Math Hospital is an activity I try to do every other chapter.  I was given to me by my old district instructional coach.  He had given me a two page handout, but I have since lost it, and I don’t have a digital copy.   Here’s how it goes:

– The day before I give the students a problem to do on an exit ticket.  Then I look through those tickets for a common mistake, and scan that students work into my slides (student names redacted).

– The Initial slide for Math Hospital is always a reminder of the theme of Math Hospital – failure is helpful and not shameful.  I took that theme from a Dan Meyer post you can find here.  This is where I remind students that getting things wrong is a great opportunity to learn.

– Each student gets one exit ticket to do their work on.

– The 1st part of Math Hospital is called “Reading” and is simply where I ask a couple students to read the problem out loud.  It’s good that the class hears how other people interpret math language.

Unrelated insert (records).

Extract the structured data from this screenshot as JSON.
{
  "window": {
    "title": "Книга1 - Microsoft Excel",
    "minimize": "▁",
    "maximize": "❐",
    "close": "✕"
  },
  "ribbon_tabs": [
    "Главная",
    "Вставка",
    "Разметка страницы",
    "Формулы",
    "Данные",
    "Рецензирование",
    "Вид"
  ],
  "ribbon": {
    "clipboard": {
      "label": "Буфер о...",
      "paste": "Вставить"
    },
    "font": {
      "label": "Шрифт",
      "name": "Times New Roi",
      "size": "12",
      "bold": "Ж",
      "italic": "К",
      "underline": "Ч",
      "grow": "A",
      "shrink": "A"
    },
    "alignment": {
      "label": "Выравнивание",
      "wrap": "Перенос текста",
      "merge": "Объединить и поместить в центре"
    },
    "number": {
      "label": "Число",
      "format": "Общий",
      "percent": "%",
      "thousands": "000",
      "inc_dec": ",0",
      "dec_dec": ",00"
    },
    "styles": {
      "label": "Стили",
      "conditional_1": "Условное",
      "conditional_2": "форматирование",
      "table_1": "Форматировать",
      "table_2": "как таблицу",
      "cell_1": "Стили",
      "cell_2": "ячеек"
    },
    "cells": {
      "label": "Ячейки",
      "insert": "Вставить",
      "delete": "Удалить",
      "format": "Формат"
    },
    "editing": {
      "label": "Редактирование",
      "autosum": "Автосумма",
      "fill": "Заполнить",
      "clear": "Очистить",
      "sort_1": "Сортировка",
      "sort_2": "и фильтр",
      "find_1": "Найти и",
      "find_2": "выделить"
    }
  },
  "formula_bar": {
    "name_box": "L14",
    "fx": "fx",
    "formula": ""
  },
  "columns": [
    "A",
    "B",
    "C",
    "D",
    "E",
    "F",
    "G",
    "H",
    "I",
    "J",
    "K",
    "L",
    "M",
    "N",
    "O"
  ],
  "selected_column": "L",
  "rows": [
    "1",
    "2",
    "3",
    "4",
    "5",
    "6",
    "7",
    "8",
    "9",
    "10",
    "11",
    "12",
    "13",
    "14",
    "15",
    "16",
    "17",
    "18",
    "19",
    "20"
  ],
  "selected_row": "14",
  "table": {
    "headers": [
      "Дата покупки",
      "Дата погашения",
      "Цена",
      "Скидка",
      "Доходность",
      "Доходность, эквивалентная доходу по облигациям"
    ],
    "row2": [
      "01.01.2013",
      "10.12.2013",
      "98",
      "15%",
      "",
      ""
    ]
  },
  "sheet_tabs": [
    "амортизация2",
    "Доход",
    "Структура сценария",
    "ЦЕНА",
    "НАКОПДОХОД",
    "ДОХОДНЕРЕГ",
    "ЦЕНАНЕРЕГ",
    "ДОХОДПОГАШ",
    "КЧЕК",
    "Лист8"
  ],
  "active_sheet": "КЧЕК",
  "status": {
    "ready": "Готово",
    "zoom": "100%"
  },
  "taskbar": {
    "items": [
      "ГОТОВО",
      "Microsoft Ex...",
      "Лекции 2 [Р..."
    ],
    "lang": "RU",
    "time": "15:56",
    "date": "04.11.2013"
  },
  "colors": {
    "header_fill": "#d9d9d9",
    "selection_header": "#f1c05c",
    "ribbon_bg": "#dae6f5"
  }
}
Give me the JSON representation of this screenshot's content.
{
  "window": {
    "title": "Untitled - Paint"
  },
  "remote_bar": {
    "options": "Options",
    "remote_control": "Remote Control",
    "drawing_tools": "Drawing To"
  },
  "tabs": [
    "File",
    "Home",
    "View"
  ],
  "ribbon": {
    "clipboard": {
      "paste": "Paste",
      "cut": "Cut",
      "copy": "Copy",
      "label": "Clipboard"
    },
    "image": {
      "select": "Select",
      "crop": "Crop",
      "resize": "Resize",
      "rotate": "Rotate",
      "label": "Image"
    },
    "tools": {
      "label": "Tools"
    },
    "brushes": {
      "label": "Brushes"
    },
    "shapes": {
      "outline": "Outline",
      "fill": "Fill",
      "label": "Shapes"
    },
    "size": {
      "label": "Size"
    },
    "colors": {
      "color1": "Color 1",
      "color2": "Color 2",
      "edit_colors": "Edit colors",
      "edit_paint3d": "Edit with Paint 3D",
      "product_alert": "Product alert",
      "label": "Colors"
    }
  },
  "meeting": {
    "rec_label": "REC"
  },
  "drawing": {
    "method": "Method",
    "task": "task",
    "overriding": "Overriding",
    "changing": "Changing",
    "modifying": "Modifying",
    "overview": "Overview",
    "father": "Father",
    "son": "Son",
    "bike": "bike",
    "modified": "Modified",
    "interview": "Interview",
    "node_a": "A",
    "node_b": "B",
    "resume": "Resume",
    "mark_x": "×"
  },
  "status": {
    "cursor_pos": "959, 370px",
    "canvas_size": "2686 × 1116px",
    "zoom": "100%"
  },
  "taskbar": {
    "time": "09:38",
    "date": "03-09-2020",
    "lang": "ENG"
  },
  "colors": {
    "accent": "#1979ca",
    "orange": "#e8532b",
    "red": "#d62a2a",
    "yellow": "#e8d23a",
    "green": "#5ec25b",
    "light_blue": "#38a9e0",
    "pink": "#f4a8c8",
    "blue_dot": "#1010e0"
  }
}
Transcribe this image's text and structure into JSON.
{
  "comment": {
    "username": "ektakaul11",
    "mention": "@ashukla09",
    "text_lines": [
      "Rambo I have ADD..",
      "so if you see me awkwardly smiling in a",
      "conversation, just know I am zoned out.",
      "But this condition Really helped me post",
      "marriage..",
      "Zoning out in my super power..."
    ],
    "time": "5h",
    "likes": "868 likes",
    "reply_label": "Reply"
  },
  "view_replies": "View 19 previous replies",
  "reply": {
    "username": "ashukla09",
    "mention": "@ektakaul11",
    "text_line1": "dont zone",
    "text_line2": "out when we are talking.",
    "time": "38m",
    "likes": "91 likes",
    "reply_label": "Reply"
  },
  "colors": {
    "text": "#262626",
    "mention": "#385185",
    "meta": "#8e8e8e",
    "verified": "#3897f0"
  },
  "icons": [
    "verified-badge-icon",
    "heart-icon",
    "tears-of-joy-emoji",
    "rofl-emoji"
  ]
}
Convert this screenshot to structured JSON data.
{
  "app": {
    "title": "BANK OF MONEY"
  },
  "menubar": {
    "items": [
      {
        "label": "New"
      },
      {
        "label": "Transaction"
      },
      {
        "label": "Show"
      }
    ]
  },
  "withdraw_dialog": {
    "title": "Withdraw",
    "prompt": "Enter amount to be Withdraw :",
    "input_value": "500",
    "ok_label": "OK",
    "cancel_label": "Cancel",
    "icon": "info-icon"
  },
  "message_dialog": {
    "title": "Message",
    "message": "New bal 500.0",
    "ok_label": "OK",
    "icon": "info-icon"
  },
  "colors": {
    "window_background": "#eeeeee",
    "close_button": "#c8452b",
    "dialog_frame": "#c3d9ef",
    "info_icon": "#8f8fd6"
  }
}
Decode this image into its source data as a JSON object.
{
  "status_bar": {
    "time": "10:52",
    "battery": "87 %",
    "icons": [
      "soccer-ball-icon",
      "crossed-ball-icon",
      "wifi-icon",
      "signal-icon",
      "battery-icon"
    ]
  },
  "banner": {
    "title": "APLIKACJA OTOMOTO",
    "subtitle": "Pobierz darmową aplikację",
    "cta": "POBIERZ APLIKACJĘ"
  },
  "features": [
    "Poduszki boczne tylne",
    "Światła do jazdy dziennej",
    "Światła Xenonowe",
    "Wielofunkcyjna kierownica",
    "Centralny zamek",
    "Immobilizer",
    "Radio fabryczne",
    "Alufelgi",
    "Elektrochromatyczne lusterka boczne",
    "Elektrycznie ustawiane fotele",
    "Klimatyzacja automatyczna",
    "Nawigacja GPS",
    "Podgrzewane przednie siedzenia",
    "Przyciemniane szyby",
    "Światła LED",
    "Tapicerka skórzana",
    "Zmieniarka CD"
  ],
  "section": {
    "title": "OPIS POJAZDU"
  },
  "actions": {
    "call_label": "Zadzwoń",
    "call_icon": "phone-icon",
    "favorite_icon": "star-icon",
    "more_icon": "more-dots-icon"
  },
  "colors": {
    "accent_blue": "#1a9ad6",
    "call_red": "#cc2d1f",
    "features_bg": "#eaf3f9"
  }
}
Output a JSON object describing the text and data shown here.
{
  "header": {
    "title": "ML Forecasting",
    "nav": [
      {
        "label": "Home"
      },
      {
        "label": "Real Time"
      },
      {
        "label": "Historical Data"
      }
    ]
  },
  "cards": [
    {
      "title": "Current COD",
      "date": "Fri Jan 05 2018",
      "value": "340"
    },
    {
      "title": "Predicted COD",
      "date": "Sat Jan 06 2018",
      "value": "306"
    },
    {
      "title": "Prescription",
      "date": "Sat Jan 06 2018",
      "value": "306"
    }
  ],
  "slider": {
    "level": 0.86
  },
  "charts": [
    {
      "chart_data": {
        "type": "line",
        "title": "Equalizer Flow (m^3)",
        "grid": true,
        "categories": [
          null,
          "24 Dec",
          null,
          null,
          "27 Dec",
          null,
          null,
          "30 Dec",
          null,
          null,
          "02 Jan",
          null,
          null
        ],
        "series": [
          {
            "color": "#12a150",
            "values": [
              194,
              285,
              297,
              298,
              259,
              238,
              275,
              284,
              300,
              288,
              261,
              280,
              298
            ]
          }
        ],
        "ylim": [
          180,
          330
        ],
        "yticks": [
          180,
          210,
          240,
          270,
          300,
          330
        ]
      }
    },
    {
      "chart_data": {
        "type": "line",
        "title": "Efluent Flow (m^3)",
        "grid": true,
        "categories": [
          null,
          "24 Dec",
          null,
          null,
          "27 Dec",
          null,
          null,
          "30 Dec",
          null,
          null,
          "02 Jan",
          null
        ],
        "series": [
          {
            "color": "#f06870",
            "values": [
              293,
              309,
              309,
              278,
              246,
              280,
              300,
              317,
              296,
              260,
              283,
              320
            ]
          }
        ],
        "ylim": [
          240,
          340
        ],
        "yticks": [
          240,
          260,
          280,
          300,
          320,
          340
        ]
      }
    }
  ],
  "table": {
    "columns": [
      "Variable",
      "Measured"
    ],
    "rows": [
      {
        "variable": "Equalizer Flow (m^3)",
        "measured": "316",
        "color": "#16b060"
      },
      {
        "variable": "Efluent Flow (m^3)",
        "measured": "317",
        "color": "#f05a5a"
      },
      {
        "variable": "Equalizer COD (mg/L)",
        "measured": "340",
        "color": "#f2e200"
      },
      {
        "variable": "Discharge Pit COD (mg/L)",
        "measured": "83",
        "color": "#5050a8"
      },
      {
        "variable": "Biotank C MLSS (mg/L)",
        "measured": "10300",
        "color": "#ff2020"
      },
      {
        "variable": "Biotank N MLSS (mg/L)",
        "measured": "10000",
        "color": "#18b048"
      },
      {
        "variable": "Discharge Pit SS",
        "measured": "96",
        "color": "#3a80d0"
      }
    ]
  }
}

– The 2nd part is where we talk about things we like about the problem.  Common answers are asthetic things  – equal signs lined up, etc.  I tell the students here that “you have been in math for 10 years, you should develop a taste about what you think is good or not good.  Imagine if you were painting for 10 years, you would have an opinion about what makes good art”.  I have them all write down one thing that they like.

– The 3rd part is where we talk about things that are correct.  This is where I always say “remember, in every wrong answer, there is always something right about it”.  I have them all write down one thing that was correct about the problem.

– The 4th part is where we discuss what went wrong, and what corrections need to be made.  I have them all write down one thing that was wrong about the problem.

– The last part is where we discuss key points.  “What can we take from this problem, that is going to help us when we take the test?”.  I have them all write down one key point.

– After the Math Hospital is finished, I have the students work a similar problem to what they just analyzed.  I have them do it on the back of the exit ticket.

–   Lastly I tell them that if they are still confused then they might want to consult another physician.  In this case the other physician is Salman Khan,  and I show a slide that highlights the exact videos on Khan Academy that cover the topic we were discussing.

Here is the handout that I give each student the first time we do the Math Hospital.  It is basically the same as what my instructional coach had given me, but since I did not have it digital, I recreated it.

The Advice:

– I recommend repeating the purpose of Math Hospital everytime you do it.  I always go back to the theme “failure is helpful and not shameful” and I always during the second round I say “you’ve all done this problem, what about this work could you say ‘yeah I appreciate that’, or ‘I would not have thought of that'”.

– This is really meant to be a 15 minute activity.  Quick error analysis.

The Goods:

Here’s the .pdf –  Math Hospital

Update 1:

I remixed this a little bit, that post can be see here.  I now give each student a copy of the patient so they can circle and point to things that are right or wrong, that they like or dislike.  If I do this at the end of the class, I can now say “make sure this patient is healthy by tomorrow” and use it as a homework problem.